  • 195.123.238[.]110 port 447 - attempted TCP connections, but no response from the server

Files from the infected Windows host:

SHA256 hash: 34d2b83245696fa1dd24ef9ed4b33ef9172e9f6e274928628bd24c1de0763b47

  • File size: 143,970 bytes
  • File name: Info-092019-VC_6282.doc
  • File description: Attachment from malspam--Word doc with macro for Emotet

SHA256 hash: de51c2bdcadf6ed9d159cdeb222af834144732da27e6f70e3d03019c57e221be

  • File size: 76,288 bytes
  • File location: hxxps://blog.medkad[.]com/wp-admin/e9684/
  • File location: C:\Users\[username]\979.exe
  • File location: C:\Users\[username]\AppData\Local\[random name]\[same random name].exe
  • File description: Initial Emotet EXE retrieved by Word macro

SHA256 hash: b47d3146bf26d007cfbbb3a8527ae60885f265ed24e2a33ab3caad66f20e7683

  • File size: 201,728 bytes
  • File location: C:\Users\[username]\AppData\Local\[random name]\[same random name].exe
  • File description: Updated Emotet EXE after initial infection

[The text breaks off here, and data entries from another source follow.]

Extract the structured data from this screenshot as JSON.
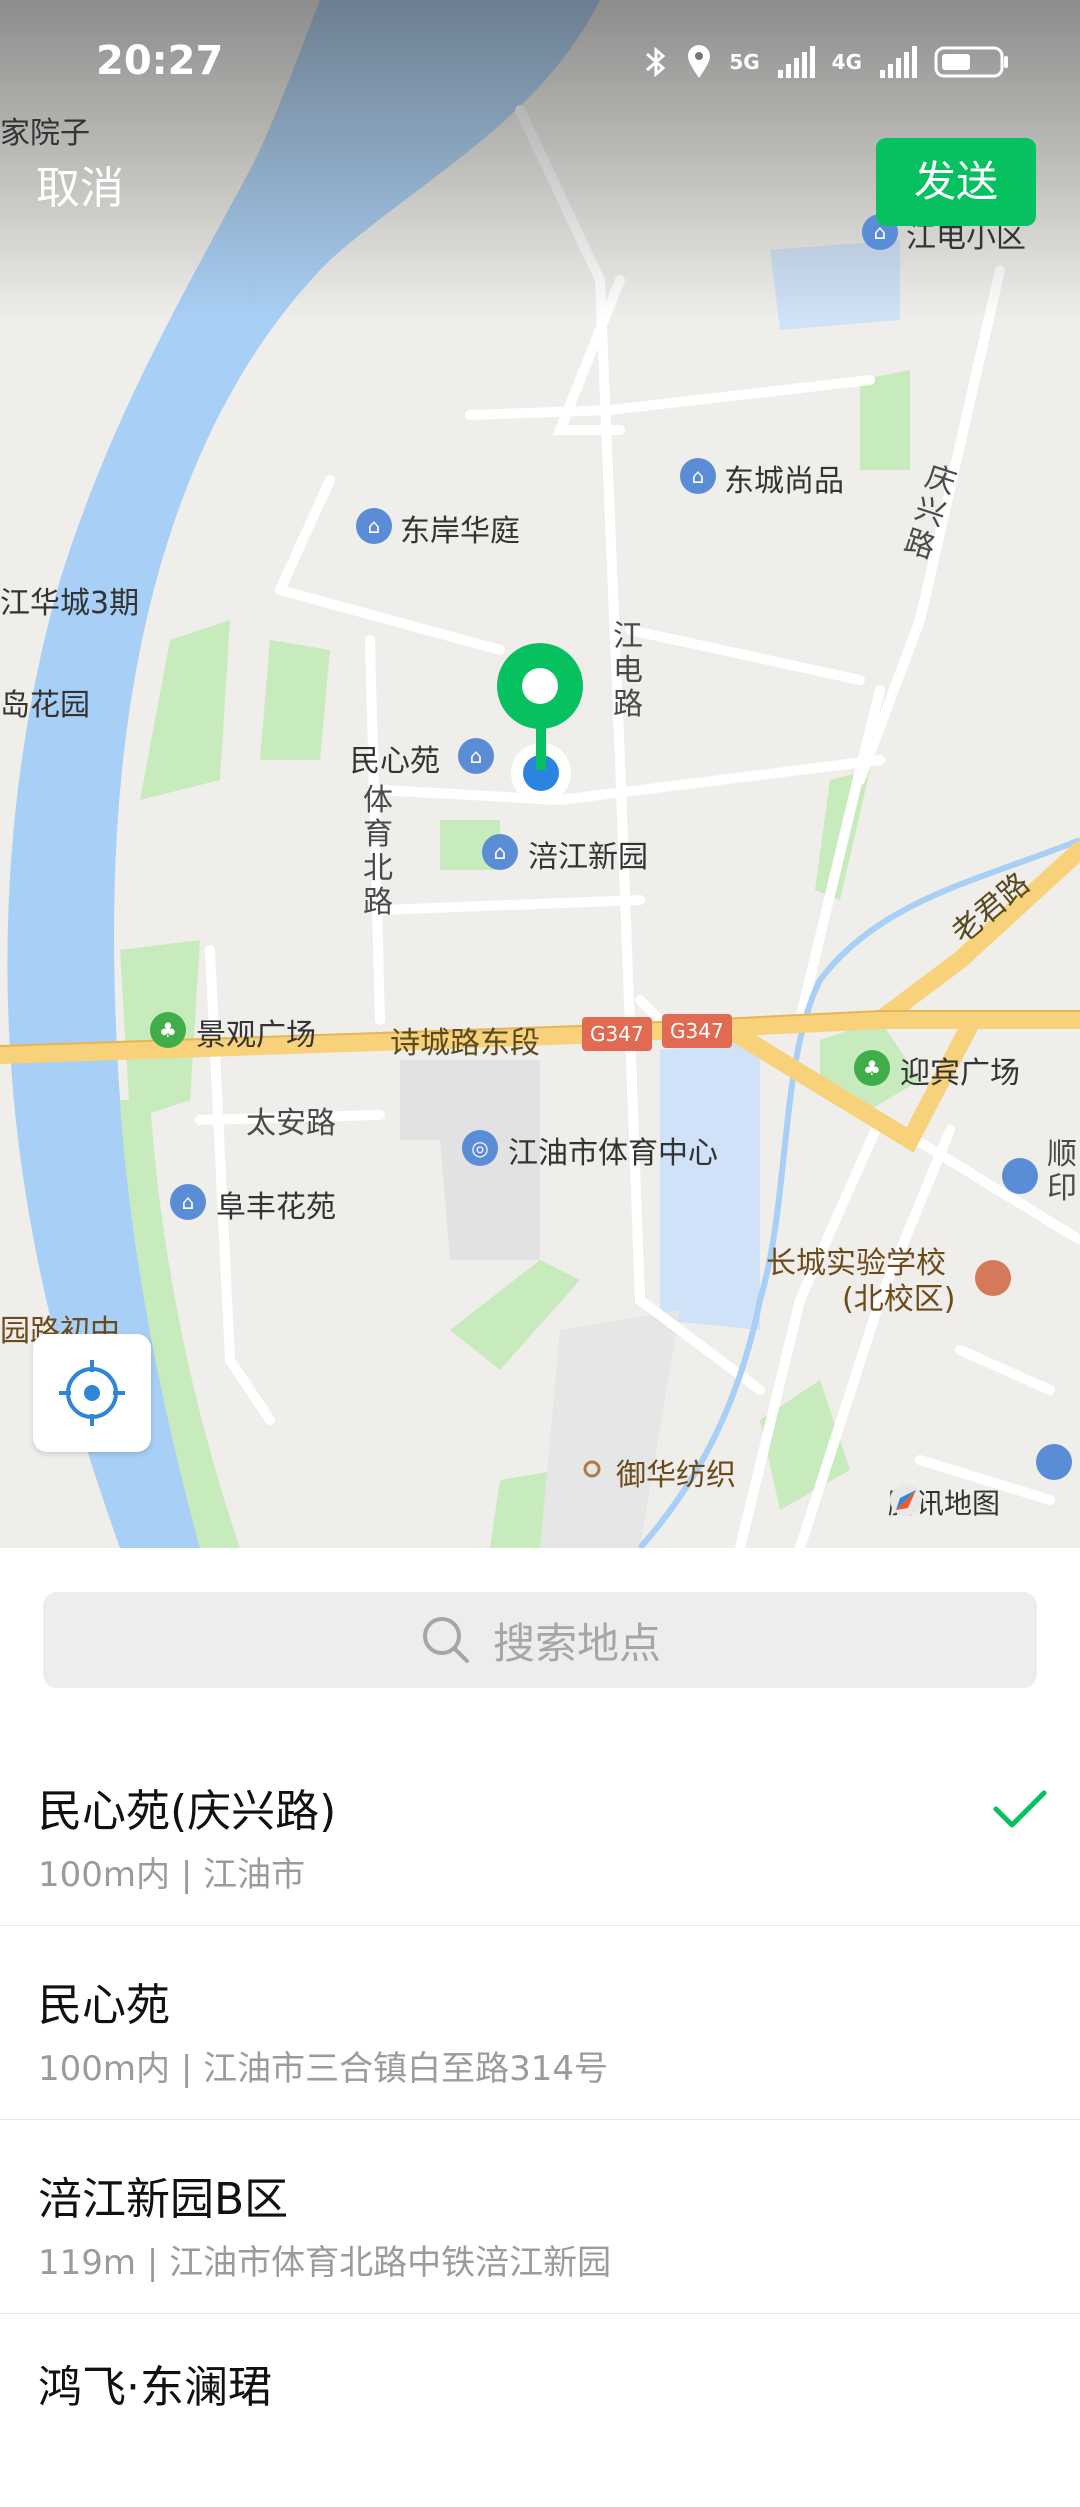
{
  "status_bar": {
    "time": "20:27",
    "network_1": "5G",
    "network_2": "4G"
  },
  "header": {
    "cancel_label": "取消",
    "send_label": "发送"
  },
  "map": {
    "brand": "腾讯地图",
    "labels": {
      "top_left": "家院子",
      "jiangdian": "江电小区",
      "dongcheng": "东城尚品",
      "dongan": "东岸华庭",
      "huacheng": "江华城3期",
      "huayuan": "岛花园",
      "minxin": "民心苑",
      "fujiang": "涪江新园",
      "jingguan": "景观广场",
      "yingbin": "迎宾广场",
      "taian": "太安路",
      "tiyu_center": "江油市体育中心",
      "fufeng": "阜丰花苑",
      "changcheng_1": "长城实验学校",
      "changcheng_2": "(北校区)",
      "shun": "顺印",
      "school_left": "园路初中",
      "yuhua": "御华纺织",
      "shicheng": "诗城路东段",
      "laojun": "老君路",
      "qingxing": "庆兴路",
      "jiangdianlu": "江电路",
      "tiyubeilu": "体育北路",
      "g347_a": "G347",
      "g347_b": "G347"
    }
  },
  "search": {
    "placeholder": "搜索地点"
  },
  "places": [
    {
      "name": "民心苑(庆兴路)",
      "detail": "100m内 | 江油市",
      "selected": true
    },
    {
      "name": "民心苑",
      "detail": "100m内 | 江油市三合镇白至路314号",
      "selected": false
    },
    {
      "name": "涪江新园B区",
      "detail": "119m | 江油市体育北路中铁涪江新园",
      "selected": false
    },
    {
      "name": "鸿飞·东澜珺",
      "detail": "",
      "selected": false
    }
  ],
  "colors": {
    "accent": "#07c160",
    "river": "#a8cff5",
    "main_road": "#f7d27a",
    "park": "#c8ebbd"
  }
}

SHA256 hash: 571e071e1cf7151cabda294c7a41c72b541b7e17231a18ce815eed8e1b4dbaab

  • File size: 782,336 bytes
  • File location: C:\M9Y7o6OLANbw.exe
  • File location: C:\ProgramData\[Georgian characters].exe
  • File location: C:\Users\[username]\AppData\Roaming\MyCloud\[Georgian characters].exe
  • File description: Trickbot (gtag: mor2) retrieved by Emotet-infected Windows host

Final Words

Pcap and malware from this infection can be found here.

---
Brad Duncan
brad [at] malware-traffic-analysis.net

0 comment(s)

If you have more information or corrections regarding our diary, please share.

Recent Diaries

Investigating Gaps in your Windows Event Logs
Sep 17th 2019
1 day ago by Rob VandenBrink (0 comments)

Encrypted Sextortion PDFs
Sep 16th 2019
2 days ago by DidierStevens (0 comments)

Rig Exploit Kit Delivering VBScript
Sep 13th 2019
5 days ago by Xme (0 comments)

Blocking Firefox DoH with Bind
Sep 12th 2019
6 days ago by Xme (0 comments)

View All Diaries →

Latest Discussions

SANS ISC InfoSec News RSS Feed broken?
created Aug 29th 2019
2 weeks ago by Adi (2 replies)

Attack
created Aug 14th 2019
1 month ago by Anonymous (0 replies)

"Network Mom ACL Analyzer" finds errors, matches, and duplicates in Cisco ACLs
created Jul 29th 2019
1 month ago by DarrellRoot (0 replies)

Worth protecting my website?
created Jun 28th 2019
2 months ago by Anonymous (3 replies)

Email Encryption Providers
created Jun 27th 2019
2 months ago by Anonymous (2 replies)

View All Forums →

Latest News

Top Diaries

Wide-scale Petya variant ransomware attack noted
Jun 27th 2017
2 years ago by Brad (0 comments)

Using a Raspberry Pi honeypot to contribute data to DShield/ISC
Aug 3rd 2017
2 years ago by Johannes (0 comments)

Second Google Chrome Extension Banker Malware in Two Weeks
Aug 29th 2017
2 years ago by Renato (0 comments)

Detection Lab: Visibility & Introspection for Defenders
Dec 15th 2017
1 year ago by Russ McRee (0 comments)

Maldoc with auto-updated link
Aug 17th 2017
2 years ago by Xme (0 comments)